The Elmsdale Guardian will be part of the new pilot program launching province-wide May 1. (Healey photo)

ELMSDALE: The Elmsdale Guardian pharmacy will be home to a new pilot program aimed at increasing primary care access launching  province-wide at 14 new locations on May 1.

The pilot program is one of the provincial government’s solutions to increase access to primary care and support the broader healthcare system, said Hants East MLA John A. MacDonald.

There are already 12 pharmacy clinics operating in the province.

Pharmacists at the Elmsdale Guardian location will have a greatly expanded scope, allowing them to set aside time where they can help patients with common illnesses, and chronic diseases such as diabetes and cardiovascular and lung diseases.
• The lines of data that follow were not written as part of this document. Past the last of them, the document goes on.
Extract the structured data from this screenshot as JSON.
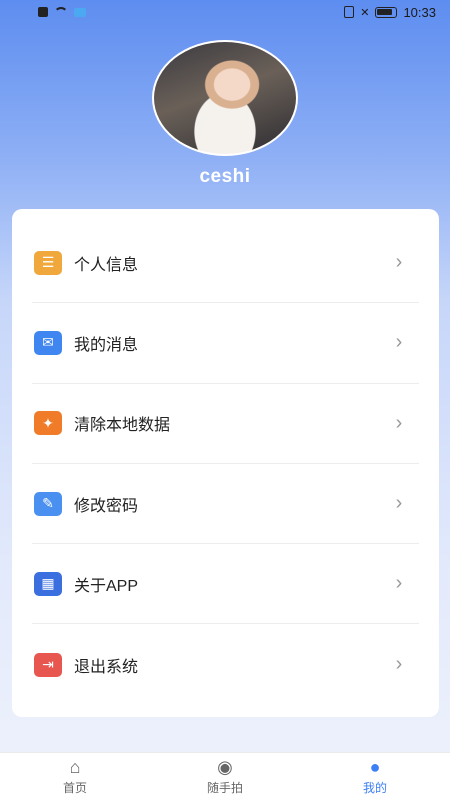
{
  "status_bar": {
    "time": "10:33",
    "icons": [
      "notification-icon",
      "wifi-icon",
      "app-icon",
      "vibrate-icon",
      "signal-off-icon",
      "battery-icon"
    ]
  },
  "profile": {
    "username": "ceshi"
  },
  "menu": {
    "items": [
      {
        "label": "个人信息",
        "icon": "person-info-icon",
        "color": "#f0a73c",
        "glyph": "☰"
      },
      {
        "label": "我的消息",
        "icon": "message-icon",
        "color": "#3f86f0",
        "glyph": "✉"
      },
      {
        "label": "清除本地数据",
        "icon": "broom-icon",
        "color": "#f07c2a",
        "glyph": "✦"
      },
      {
        "label": "修改密码",
        "icon": "edit-icon",
        "color": "#4a90f0",
        "glyph": "✎"
      },
      {
        "label": "关于APP",
        "icon": "apps-icon",
        "color": "#3b6fe0",
        "glyph": "▦"
      },
      {
        "label": "退出系统",
        "icon": "logout-icon",
        "color": "#e8574f",
        "glyph": "⇥"
      }
    ],
    "arrow": "›"
  },
  "tabbar": {
    "tabs": [
      {
        "label": "首页",
        "icon": "home-icon",
        "glyph": "⌂",
        "active": false
      },
      {
        "label": "随手拍",
        "icon": "camera-icon",
        "glyph": "◉",
        "active": false
      },
      {
        "label": "我的",
        "icon": "user-icon",
        "glyph": "●",
        "active": true
      }
    ]
  },
  "colors": {
    "accent": "#3d7ff5",
    "header_gradient_top": "#5d8df0"
  }
}
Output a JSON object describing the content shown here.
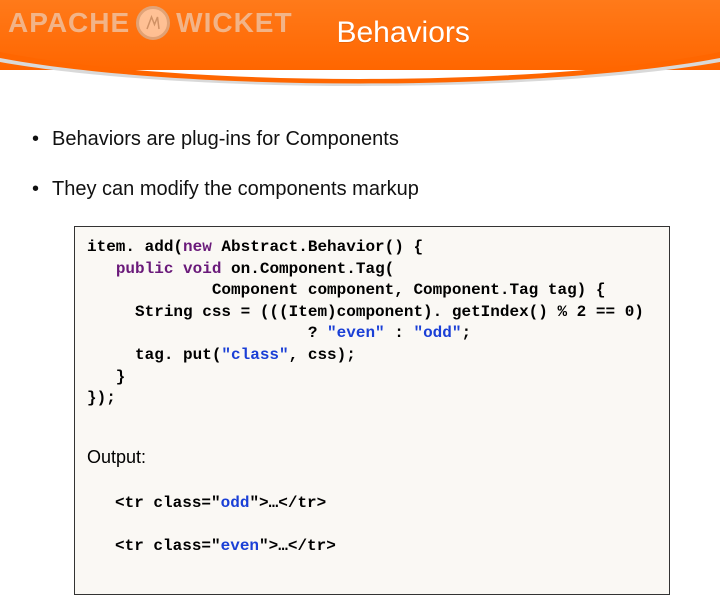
{
  "header": {
    "title": "Behaviors",
    "logo_text_1": "APACHE",
    "logo_text_2": "WICKET"
  },
  "bullets": [
    "Behaviors are plug-ins for Components",
    "They can modify the components markup"
  ],
  "code": {
    "l1a": "item. add(",
    "l1_kw": "new",
    "l1b": " Abstract.Behavior() {",
    "l2_indent": "   ",
    "l2_kw": "public void",
    "l2b": " on.Component.Tag(",
    "l3": "             Component component, Component.Tag tag) {",
    "l4a": "     String css = (((Item)component). getIndex() % 2 == 0)",
    "l5a": "                       ? ",
    "l5_s1": "\"even\"",
    "l5b": " : ",
    "l5_s2": "\"odd\"",
    "l5c": ";",
    "l6a": "     tag. put(",
    "l6_s": "\"class\"",
    "l6b": ", css);",
    "l7": "   }",
    "l8": "});"
  },
  "output": {
    "label": "Output:",
    "r1a": "<tr class=\"",
    "r1_cls": "odd",
    "r1b": "\">…</tr>",
    "r2a": "<tr class=\"",
    "r2_cls": "even",
    "r2b": "\">…</tr>"
  }
}
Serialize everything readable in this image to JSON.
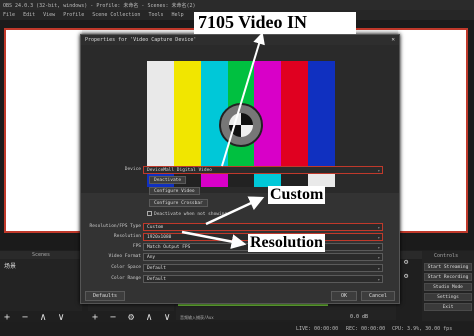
{
  "window": {
    "title": "OBS 24.0.3 (32-bit, windows) - Profile: 未命名 - Scenes: 未命名(2)",
    "menu": [
      "File",
      "Edit",
      "View",
      "Profile",
      "Scene Collection",
      "Tools",
      "Help"
    ]
  },
  "docks": {
    "scenes_header": "Scenes",
    "scene_item": "场景",
    "controls_header": "Controls",
    "controls": [
      "Start Streaming",
      "Start Recording",
      "Studio Mode",
      "Settings",
      "Exit"
    ],
    "mixer_label": "音频输入捕获/Aux",
    "mixer_db": "0.0 dB"
  },
  "statusbar": {
    "live": "LIVE: 00:00:00",
    "rec": "REC: 00:00:00",
    "cpu": "CPU: 3.9%, 30.00 fps"
  },
  "toolbar_glyphs": {
    "scenes": "+  −  ∧  ∨",
    "sources": "+  −  ⚙  ∧  ∨"
  },
  "dialog": {
    "title": "Properties for 'Video Capture Device'",
    "close": "✕",
    "device_label": "Device",
    "device_value": "DeviceMall Digital Video",
    "deactivate": "Deactivate",
    "configure_video": "Configure Video",
    "configure_crossbar": "Configure Crossbar",
    "deactivate_checkbox": "Deactivate when not showing",
    "res_fps_type_label": "Resolution/FPS Type",
    "res_fps_type_value": "Custom",
    "resolution_label": "Resolution",
    "resolution_value": "1920x1080",
    "fps_label": "FPS",
    "fps_value": "Match Output FPS",
    "video_format_label": "Video Format",
    "video_format_value": "Any",
    "color_space_label": "Color Space",
    "color_space_value": "Default",
    "color_range_label": "Color Range",
    "color_range_value": "Default",
    "defaults": "Defaults",
    "ok": "OK",
    "cancel": "Cancel"
  },
  "colorbars": [
    "#e9e9e9",
    "#f1e600",
    "#00c8d8",
    "#00c040",
    "#d800c8",
    "#e00020",
    "#1030c0"
  ],
  "colorbars_bottom": [
    "#1030c0",
    "#222222",
    "#d800c8",
    "#222222",
    "#00c8d8",
    "#222222",
    "#e9e9e9"
  ],
  "annotations": {
    "title": "7105 Video IN",
    "custom": "Custom",
    "resolution": "Resolution"
  },
  "accent_color": "#c0392b"
}
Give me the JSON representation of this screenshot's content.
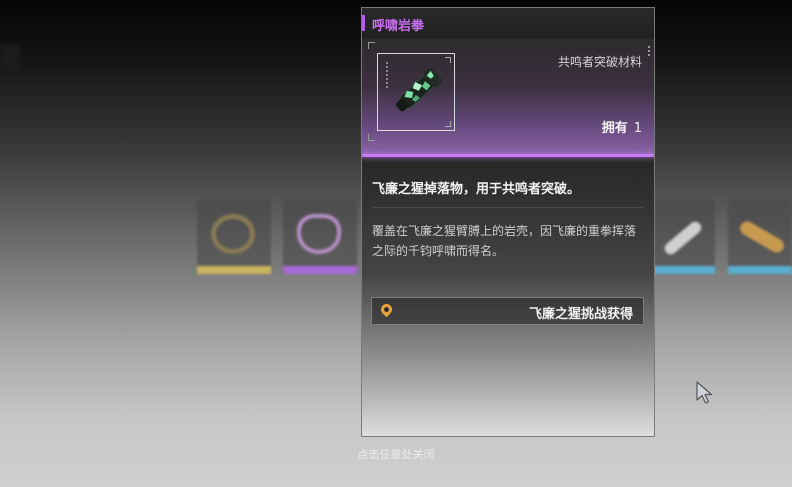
{
  "item": {
    "name": "呼啸岩拳",
    "type": "共鸣者突破材料",
    "owned_label": "拥有",
    "owned_count": "1",
    "rarity_color": "#c87cf3",
    "summary": "飞廉之猩掉落物，用于共鸣者突破。",
    "description": "覆盖在飞廉之猩臂膊上的岩壳，因飞廉的重拳挥落之际的千钧呼啸而得名。",
    "icon": "rock-gauntlet-icon"
  },
  "source": {
    "label": "飞廉之猩挑战获得",
    "icon": "location-pin-icon",
    "icon_color": "#e8a23a"
  },
  "close_hint": "点击任意处关闭",
  "background_items": [
    {
      "icon": "gold-ring-icon",
      "rarity_color": "#d8c060"
    },
    {
      "icon": "purple-wings-icon",
      "rarity_color": "#b070e0"
    },
    {
      "icon": "syringe-icon",
      "rarity_color": "#60b8d8"
    },
    {
      "icon": "orange-capsule-icon",
      "rarity_color": "#60b8d8"
    }
  ]
}
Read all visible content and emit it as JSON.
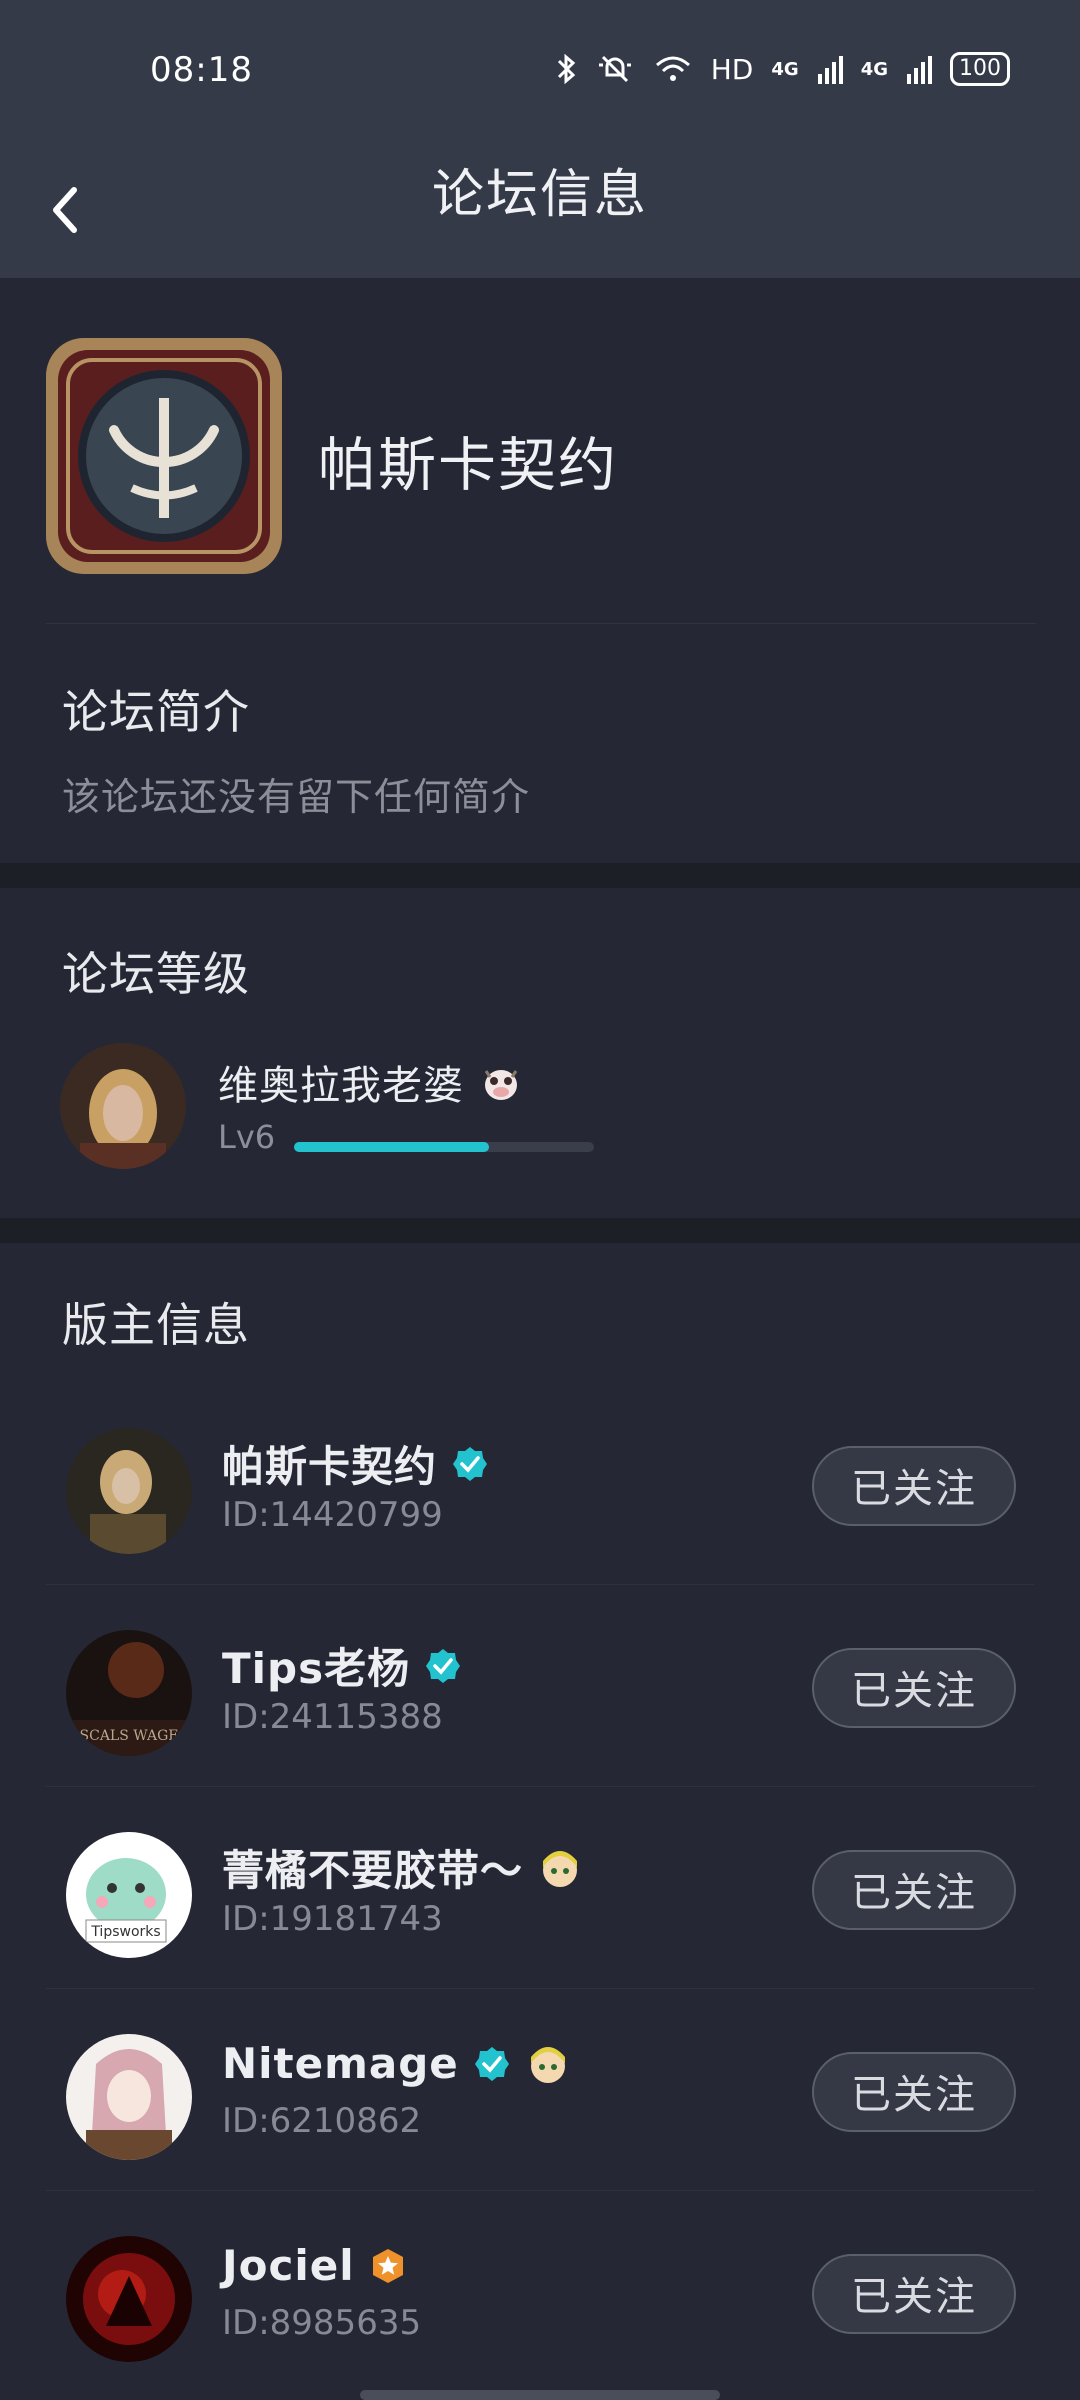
{
  "status_bar": {
    "time": "08:18",
    "hd": "HD",
    "net1": "4G",
    "net2": "4G",
    "battery": "100"
  },
  "header": {
    "back_icon": "chevron-left-icon",
    "title": "论坛信息"
  },
  "forum": {
    "name": "帕斯卡契约",
    "intro_title": "论坛简介",
    "intro_text": "该论坛还没有留下任何简介"
  },
  "level": {
    "title": "论坛等级",
    "user_name": "维奥拉我老婆",
    "level_label": "Lv6",
    "progress": 0.65
  },
  "moderators": {
    "title": "版主信息",
    "items": [
      {
        "name": "帕斯卡契约",
        "id": "ID:14420799",
        "badge": "verified-teal",
        "button": "已关注"
      },
      {
        "name": "Tips老杨",
        "id": "ID:24115388",
        "badge": "verified-teal",
        "button": "已关注"
      },
      {
        "name": "菁橘不要胶带～",
        "id": "ID:19181743",
        "badge": "emoji",
        "button": "已关注"
      },
      {
        "name": "Nitemage",
        "id": "ID:6210862",
        "badge": "verified-teal",
        "button": "已关注"
      },
      {
        "name": "Jociel",
        "id": "ID:8985635",
        "badge": "star-orange",
        "button": "已关注"
      }
    ]
  },
  "colors": {
    "accent": "#22c3cf",
    "background": "#252834",
    "header": "#343a48",
    "badge_orange": "#f0922b"
  }
}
They can also diagnose and treat strep throat, a service previously unavailable through pharmacies.

“We’re committed to building a more accessible healthcare system, and this expansion is a step in the right direction,” said MLA MacDonald. “I’m excited to see the positive impact this program will have on the lives of so many people in our community.”

In Elmsdale, the post office outlet in the store closed; that spot is where the primary care clinic will be located.


Robin Ogilvie, pharmacist, and Director of Pharmacy Operations said they are ecstatic about the opportunity to participate in something like in their neighbourhood.

“This pharmacy care clinic will make a big difference on healthcare delivery in our community,” said Ogilvie. “We’re happy to offer this service to those who need it.

“We’re looking forward to more clinical interactions and to see this project expand.

“We’ve got a big team ready to roll and we’re excited to see our impact.”


The Community Pharmacy Primary Care Clinic program will expand to 26 locations from 12. Nine new locations are opening May 1, with five more by the end of May.

Independent of a doctor, these pharmacists will now be authorized to prescribe medications for diabetes, cardiovascular disease, asthma, and chronic obstructive pulmonary disease (COPD).

“Pharmacists live and work in our communities and are one of the most accessible healthcare providers in Nova Scotia,” said Brian Comer, Minister responsible for the Office of Addictions and Mental Health, on behalf of Michelle Thompson, Minister of Health, and Wellness.

“As our province and population quickly grow, we’re expanding how and where Nova Scotians can receive primary care close to home.”

The first 12 community pharmacy primary care clinics launched in February. Since then, these clinics have provided more than 9,000 services to more than 5,000 Nova Scotians.


In Lower Sackville, before the end of May residents will have increased access with the launch of the program at the Shoppers Drug Mart, Sackville-Cobequid MLA Steve Craig said.

“With increased accessibility to healthcare services, our residents will have the peace of mind knowing that quality care is readily available,” said MLA Craig. “This expansion is a critical step forward in creating a healthier and more equitable province for all.”

In all pharmacies in the province, some of these services are currently provided at no cost. This includes the assessment and treatment for urinary tract infections as well as shingles, contraception, Lyme disease prevention and prescription renewals.

Pharmacists in these clinics can treat and prescribe medication for patients with common illnesses or who have chronic diseases like diabetes, cardiovascular disease, asthma, and chronic obstructive pulmonary disease (COPD). They can also provide care for strep throat, including diagnosis and treatment.

The complete list of services and information on booking appointments are available at: